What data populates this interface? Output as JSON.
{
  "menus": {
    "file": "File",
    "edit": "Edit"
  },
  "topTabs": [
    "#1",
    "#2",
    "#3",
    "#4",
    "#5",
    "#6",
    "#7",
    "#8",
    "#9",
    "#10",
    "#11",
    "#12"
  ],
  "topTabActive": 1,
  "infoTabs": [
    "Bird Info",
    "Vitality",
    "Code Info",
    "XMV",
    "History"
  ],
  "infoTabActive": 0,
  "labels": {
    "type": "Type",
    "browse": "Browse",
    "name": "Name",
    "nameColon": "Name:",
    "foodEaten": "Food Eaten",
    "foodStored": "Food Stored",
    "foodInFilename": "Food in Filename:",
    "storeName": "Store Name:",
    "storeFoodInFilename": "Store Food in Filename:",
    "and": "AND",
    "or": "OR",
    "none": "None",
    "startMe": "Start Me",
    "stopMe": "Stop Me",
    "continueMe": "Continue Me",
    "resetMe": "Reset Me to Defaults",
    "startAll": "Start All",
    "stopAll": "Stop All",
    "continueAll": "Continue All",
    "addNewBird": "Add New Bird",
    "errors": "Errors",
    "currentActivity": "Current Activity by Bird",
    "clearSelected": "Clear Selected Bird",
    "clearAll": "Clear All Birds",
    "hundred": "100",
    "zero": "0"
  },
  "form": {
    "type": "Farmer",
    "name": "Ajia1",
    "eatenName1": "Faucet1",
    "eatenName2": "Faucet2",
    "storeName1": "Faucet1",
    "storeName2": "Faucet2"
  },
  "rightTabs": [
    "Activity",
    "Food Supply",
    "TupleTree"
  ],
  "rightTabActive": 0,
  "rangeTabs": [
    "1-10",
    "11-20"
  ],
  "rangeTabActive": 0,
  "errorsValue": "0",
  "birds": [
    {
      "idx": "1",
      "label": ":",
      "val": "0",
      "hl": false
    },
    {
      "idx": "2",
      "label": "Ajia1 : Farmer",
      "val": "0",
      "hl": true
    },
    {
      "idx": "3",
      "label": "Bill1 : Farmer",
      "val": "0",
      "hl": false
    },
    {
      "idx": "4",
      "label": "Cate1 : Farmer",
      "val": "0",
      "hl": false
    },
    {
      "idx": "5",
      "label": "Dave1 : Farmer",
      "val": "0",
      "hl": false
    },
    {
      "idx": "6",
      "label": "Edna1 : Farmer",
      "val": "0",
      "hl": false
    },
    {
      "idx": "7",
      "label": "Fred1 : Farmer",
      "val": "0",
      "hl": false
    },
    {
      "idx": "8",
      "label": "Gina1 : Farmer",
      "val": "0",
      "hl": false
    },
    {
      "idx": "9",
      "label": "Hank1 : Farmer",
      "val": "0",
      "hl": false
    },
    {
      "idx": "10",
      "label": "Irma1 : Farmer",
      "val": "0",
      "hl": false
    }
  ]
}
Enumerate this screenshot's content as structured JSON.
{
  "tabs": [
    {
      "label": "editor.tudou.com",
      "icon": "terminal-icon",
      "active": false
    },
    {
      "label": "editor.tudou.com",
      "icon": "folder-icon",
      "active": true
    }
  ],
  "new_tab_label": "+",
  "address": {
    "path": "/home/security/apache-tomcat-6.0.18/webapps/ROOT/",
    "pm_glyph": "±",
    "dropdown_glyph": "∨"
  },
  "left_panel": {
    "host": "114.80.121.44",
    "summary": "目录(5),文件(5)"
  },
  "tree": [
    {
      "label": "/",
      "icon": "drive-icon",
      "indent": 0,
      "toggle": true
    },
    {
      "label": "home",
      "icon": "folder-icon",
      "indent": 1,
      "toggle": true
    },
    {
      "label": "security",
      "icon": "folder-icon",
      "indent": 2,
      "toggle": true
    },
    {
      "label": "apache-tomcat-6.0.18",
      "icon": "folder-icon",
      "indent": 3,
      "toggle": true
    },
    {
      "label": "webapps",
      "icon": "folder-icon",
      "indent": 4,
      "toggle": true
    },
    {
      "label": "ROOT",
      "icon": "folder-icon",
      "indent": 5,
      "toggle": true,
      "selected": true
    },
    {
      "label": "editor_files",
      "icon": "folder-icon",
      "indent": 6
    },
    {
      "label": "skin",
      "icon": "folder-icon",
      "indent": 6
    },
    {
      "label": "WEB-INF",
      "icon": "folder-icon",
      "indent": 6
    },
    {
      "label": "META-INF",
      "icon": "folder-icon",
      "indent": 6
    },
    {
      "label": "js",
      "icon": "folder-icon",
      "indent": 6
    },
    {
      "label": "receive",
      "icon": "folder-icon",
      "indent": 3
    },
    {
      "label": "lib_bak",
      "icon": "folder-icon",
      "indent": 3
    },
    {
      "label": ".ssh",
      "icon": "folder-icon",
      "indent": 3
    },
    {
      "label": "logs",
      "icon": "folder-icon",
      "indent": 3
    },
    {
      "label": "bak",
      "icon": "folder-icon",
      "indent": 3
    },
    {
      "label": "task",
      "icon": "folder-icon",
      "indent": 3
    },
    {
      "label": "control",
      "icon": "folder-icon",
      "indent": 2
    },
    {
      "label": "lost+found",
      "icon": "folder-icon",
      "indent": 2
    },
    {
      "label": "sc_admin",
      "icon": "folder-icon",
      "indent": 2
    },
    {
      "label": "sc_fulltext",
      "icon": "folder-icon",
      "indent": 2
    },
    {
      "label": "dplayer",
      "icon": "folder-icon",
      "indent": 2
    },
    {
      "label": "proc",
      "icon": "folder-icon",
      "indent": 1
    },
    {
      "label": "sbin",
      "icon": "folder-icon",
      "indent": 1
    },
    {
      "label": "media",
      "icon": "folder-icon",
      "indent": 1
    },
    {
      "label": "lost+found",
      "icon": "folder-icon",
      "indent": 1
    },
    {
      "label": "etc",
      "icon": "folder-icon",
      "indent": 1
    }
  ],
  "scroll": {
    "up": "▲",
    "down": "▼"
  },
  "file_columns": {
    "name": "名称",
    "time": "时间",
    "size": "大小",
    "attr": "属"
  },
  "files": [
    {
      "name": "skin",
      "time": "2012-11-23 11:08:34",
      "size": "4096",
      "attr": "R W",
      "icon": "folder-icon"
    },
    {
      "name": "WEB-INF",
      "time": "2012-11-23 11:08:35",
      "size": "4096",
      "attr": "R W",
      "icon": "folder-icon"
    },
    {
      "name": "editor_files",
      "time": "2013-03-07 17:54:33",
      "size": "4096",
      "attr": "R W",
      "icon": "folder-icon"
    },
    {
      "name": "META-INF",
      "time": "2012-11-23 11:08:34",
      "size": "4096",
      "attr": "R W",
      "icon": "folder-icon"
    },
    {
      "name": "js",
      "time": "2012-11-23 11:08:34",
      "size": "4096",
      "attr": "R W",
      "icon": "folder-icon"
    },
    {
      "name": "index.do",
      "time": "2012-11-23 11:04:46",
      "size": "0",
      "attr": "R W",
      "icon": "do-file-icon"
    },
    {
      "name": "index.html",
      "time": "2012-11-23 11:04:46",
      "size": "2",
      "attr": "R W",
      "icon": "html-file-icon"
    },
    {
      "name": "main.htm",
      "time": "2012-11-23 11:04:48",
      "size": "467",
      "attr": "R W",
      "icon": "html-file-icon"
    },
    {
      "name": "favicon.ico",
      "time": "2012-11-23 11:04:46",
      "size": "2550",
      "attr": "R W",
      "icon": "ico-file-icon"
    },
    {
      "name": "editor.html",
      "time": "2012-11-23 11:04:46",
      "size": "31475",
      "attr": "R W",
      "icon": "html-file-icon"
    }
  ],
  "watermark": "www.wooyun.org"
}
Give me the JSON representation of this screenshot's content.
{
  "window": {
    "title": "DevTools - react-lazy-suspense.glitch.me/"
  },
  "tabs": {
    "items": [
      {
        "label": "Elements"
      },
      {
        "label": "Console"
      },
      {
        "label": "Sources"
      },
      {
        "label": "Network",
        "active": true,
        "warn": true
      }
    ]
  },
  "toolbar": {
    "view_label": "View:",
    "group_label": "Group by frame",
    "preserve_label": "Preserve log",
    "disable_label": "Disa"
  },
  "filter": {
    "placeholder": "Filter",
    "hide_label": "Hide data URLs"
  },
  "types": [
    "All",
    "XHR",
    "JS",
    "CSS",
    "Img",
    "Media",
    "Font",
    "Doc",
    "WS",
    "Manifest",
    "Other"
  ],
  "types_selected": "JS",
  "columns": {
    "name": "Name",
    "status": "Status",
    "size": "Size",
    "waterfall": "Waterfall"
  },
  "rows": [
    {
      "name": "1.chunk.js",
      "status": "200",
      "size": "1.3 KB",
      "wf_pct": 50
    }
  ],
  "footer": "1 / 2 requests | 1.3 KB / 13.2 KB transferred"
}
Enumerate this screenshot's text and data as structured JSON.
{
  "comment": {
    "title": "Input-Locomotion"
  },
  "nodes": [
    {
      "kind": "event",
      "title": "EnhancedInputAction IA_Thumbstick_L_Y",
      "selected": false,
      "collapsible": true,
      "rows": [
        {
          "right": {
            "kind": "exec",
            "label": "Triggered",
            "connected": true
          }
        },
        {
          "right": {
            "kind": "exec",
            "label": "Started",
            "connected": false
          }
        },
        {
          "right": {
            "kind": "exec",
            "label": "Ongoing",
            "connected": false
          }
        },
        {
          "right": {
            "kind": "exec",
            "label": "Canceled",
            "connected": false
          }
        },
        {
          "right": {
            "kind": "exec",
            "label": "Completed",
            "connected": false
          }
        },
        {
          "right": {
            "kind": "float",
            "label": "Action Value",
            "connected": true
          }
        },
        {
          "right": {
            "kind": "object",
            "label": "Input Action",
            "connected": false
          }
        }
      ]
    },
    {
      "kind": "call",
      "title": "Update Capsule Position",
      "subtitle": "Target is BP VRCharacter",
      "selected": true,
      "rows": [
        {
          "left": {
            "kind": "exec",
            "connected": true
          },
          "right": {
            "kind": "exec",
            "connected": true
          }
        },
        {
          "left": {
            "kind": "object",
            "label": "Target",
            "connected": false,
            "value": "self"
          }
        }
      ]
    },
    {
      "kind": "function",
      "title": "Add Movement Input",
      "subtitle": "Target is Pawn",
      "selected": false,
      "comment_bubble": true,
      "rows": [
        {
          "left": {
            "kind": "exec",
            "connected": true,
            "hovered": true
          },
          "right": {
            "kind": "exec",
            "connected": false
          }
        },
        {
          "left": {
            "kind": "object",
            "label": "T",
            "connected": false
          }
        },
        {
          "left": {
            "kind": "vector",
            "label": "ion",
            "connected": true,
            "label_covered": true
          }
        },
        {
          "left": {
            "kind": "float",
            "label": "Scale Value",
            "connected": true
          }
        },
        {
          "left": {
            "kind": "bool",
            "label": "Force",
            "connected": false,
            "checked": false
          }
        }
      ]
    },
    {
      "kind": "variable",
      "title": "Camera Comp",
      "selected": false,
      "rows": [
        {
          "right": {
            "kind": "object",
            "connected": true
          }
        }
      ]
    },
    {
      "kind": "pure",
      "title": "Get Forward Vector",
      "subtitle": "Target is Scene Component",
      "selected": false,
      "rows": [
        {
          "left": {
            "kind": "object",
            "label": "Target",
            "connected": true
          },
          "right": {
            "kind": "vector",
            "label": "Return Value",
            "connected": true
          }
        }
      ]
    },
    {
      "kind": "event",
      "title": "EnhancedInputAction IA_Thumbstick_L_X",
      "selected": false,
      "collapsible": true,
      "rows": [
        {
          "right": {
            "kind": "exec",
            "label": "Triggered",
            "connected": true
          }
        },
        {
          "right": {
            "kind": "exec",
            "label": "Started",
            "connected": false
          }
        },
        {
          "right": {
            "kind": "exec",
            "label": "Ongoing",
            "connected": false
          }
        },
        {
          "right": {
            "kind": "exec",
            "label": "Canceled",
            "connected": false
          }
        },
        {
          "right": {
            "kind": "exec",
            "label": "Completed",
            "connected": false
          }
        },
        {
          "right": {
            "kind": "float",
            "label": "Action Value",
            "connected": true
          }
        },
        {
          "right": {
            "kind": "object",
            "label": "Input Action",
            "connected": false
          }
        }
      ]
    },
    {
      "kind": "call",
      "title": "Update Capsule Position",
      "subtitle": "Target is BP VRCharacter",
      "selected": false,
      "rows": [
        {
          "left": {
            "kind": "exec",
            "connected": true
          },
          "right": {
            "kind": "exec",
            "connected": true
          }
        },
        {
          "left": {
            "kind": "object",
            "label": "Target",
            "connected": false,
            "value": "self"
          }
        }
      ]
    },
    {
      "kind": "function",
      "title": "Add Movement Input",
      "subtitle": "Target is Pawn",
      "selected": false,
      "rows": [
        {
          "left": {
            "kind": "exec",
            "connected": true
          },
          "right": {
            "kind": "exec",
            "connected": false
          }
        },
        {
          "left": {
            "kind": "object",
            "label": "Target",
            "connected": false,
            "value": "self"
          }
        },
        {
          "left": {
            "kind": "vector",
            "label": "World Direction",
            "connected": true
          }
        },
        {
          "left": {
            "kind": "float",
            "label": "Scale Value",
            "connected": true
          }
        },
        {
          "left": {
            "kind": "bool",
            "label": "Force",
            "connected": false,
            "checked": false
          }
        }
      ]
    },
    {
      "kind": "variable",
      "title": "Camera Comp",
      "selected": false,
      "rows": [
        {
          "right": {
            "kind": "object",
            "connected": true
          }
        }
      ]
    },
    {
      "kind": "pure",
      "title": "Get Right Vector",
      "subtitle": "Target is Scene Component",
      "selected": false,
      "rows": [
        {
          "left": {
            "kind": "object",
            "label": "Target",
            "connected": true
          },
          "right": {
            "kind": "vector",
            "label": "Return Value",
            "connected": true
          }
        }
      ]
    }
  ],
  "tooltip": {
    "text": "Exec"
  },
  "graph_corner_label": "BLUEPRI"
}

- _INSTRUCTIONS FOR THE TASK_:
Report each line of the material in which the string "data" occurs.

- _EXERCISE ANSWER_:
What data populates this interface? Output as JSON.
    "hide_label": "Hide data URLs"
Enumerate this screenshot's text and data as structured JSON.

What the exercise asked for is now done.